Citation Reader: Nadia Myre
Mr. President, it is my honour to present to you Ms. Lee-Ann Martin, a revolutionary figure in the study and influence of Indigenous art.
For more than three decades, Ms. Martin has curated, written and lectured extensively on contemporary Indigenous art both nationally and internationally. Her contribution to visual art and curatorial practice in Canada cannot be overstated.
Ms. Martin has helped carve institutional space for the Indigenous Art community.
A report she produced in 1990 led the Canada Council for the Arts to develop an acquisition program for works by contemporary Indigenous artists, which helped correct their longstanding systemic exclusion from public collections.
While working at the Canadian Museum of Civilization in the early 1990s, she co-curated the seminal exhibition INDIGENA: Perspectives of Indigenous Peoples on Five Hundred Years, a critical response to the five-century anniversary of European colonization. The show was the first Indigenous-curated exhibition organized by a national institution in Canada, and it toured internationally.
Many more exceptional curatorial projects at museums right across the country followed. The respect Martin receives from curators and artists alike is a testament to her professional leadership, the trust she places in artists, and the great care she has put into cultivating good collegial and institutional relationships throughout her career. These are just some of the reasons she received a Governor General's Awards in Visual and Media Arts in 2019.
As Concordia undertakes its decolonization process to redress historical inequities, we could look to no greater model than Ms. Martin.

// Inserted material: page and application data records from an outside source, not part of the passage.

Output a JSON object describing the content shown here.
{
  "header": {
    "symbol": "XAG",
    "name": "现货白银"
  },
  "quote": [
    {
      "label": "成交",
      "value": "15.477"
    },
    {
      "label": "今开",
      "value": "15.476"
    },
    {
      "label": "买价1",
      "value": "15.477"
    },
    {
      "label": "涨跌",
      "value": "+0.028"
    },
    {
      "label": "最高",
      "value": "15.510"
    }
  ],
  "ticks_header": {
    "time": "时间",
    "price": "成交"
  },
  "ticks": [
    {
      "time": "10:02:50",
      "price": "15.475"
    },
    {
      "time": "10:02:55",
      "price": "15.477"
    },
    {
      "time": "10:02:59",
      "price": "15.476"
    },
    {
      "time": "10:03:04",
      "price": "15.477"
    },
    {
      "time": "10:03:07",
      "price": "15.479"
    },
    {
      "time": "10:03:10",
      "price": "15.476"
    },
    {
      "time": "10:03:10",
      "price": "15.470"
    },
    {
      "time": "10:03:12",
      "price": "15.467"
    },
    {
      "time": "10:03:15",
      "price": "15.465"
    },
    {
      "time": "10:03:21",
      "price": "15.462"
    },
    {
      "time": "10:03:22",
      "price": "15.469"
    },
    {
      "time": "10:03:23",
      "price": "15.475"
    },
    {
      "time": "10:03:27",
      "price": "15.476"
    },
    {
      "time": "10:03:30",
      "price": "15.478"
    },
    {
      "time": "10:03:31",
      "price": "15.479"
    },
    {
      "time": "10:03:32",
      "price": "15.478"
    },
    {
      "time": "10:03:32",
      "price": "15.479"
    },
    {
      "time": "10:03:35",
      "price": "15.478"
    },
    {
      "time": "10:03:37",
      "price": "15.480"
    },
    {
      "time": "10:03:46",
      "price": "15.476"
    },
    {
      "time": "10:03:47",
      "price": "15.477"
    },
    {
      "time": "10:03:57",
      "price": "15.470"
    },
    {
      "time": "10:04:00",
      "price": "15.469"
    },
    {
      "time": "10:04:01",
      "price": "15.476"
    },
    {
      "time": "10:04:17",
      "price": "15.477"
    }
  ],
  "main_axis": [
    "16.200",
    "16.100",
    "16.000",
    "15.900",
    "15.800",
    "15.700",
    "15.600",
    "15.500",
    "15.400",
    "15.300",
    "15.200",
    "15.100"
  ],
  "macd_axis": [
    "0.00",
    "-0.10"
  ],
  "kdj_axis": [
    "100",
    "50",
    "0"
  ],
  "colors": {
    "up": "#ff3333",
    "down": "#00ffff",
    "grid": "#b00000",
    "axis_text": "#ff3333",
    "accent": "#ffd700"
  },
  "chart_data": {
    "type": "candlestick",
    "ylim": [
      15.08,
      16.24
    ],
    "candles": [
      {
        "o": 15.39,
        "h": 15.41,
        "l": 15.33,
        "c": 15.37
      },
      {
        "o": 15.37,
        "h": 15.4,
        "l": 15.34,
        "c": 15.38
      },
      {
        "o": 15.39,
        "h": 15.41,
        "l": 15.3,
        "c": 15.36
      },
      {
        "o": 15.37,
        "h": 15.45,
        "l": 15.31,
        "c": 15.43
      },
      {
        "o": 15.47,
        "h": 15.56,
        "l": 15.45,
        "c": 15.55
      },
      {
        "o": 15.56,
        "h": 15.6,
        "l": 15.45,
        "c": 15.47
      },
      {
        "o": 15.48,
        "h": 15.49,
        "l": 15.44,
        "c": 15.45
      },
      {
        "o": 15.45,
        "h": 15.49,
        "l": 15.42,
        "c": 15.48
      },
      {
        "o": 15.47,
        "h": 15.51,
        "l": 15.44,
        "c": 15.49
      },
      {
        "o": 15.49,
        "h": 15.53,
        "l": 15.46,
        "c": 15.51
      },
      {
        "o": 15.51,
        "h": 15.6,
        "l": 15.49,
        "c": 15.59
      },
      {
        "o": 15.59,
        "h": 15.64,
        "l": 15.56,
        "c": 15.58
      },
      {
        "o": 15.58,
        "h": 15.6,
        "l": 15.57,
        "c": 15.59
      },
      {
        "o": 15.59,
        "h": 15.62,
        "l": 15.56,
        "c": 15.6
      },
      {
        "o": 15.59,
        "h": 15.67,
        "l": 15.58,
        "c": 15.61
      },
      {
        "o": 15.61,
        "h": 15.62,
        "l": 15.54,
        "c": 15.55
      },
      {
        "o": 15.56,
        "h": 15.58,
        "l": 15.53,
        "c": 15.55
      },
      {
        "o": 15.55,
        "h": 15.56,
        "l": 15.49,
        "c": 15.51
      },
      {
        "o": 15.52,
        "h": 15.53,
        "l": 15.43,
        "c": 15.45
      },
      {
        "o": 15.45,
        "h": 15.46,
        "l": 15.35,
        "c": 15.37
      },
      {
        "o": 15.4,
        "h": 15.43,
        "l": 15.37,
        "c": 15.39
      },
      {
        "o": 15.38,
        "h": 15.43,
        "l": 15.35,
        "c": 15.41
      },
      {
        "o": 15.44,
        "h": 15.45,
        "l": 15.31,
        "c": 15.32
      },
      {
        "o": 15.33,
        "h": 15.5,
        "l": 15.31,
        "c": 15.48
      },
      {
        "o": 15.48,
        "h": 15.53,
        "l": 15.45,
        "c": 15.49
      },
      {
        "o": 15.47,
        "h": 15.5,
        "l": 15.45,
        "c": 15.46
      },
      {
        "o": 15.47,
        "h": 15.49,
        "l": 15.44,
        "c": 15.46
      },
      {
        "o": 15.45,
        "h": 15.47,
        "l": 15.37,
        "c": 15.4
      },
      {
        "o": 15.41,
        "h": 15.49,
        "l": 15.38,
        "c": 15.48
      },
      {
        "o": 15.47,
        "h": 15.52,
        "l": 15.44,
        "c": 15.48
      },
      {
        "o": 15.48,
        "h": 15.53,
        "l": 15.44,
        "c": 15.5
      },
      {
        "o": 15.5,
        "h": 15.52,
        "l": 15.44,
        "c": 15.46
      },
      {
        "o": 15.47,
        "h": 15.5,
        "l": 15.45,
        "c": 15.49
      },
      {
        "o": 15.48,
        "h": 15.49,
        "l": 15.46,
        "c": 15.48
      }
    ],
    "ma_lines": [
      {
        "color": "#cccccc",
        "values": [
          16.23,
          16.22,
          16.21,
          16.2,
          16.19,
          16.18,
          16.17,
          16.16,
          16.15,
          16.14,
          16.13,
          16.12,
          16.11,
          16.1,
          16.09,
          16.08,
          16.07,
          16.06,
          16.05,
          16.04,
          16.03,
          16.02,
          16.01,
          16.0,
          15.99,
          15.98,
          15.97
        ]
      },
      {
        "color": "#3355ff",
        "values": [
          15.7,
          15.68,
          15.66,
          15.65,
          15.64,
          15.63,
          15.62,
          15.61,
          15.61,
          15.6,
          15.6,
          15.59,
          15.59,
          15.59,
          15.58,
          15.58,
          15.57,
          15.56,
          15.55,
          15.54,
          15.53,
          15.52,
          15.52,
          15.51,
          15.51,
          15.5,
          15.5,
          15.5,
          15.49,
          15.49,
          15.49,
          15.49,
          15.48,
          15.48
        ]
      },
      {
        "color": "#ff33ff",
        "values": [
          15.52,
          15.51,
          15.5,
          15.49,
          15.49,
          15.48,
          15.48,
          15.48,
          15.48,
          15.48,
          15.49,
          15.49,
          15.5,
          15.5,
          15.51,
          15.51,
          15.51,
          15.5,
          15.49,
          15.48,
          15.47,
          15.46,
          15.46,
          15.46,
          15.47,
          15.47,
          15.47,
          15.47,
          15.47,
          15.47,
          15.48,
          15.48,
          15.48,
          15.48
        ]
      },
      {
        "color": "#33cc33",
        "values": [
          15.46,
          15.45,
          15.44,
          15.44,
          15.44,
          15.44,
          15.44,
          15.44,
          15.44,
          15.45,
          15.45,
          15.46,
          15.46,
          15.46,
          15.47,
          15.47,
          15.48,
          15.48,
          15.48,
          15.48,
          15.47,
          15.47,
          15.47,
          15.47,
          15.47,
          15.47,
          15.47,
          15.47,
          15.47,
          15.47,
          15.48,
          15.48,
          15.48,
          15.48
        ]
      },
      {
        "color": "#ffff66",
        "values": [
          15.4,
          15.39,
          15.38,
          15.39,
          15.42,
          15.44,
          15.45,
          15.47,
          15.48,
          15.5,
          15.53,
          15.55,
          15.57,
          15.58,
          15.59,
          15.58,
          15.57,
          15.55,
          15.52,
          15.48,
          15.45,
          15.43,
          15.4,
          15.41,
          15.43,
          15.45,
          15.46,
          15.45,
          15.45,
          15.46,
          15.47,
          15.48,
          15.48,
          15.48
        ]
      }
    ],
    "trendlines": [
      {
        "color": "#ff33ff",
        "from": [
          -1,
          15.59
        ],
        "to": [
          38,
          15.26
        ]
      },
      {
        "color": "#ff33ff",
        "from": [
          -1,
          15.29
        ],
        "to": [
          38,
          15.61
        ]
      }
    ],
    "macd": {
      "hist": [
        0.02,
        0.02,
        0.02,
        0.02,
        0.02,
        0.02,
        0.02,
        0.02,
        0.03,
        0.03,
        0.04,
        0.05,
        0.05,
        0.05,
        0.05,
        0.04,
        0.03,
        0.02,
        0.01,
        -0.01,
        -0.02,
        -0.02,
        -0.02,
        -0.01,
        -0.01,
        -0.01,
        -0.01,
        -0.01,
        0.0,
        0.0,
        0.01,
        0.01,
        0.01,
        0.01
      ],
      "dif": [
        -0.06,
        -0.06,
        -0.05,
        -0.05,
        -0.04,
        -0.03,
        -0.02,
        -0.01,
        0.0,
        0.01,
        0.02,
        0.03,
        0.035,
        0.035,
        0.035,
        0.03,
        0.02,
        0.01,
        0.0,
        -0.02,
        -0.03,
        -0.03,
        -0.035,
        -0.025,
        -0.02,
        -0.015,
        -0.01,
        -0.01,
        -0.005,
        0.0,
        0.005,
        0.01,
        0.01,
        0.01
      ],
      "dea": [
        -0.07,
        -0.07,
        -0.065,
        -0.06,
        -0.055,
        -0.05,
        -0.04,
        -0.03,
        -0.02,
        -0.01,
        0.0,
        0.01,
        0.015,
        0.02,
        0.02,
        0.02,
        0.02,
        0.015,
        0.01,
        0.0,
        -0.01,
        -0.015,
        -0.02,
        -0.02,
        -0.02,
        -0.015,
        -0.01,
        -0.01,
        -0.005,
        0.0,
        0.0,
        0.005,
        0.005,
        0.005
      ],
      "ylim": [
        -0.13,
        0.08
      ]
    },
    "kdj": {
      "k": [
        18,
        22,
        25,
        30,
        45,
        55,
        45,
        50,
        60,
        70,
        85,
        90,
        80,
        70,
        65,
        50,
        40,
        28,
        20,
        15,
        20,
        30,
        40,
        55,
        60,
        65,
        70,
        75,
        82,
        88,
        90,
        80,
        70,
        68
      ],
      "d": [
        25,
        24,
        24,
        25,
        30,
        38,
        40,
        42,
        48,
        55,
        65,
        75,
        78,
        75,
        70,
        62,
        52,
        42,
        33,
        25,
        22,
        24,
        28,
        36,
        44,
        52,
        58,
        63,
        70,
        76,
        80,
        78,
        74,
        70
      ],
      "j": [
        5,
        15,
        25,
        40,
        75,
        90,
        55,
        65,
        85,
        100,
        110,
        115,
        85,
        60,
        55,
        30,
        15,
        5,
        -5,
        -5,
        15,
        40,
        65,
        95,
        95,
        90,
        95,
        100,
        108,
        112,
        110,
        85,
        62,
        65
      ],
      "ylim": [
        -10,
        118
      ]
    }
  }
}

Mr. President, on behalf of the Board of Governors and Senate, it is my privilege and honour to present to you Ms. Lee-Ann Martin, so that you may confer upon her the degree of Doctor of Fine Arts, honoris causa.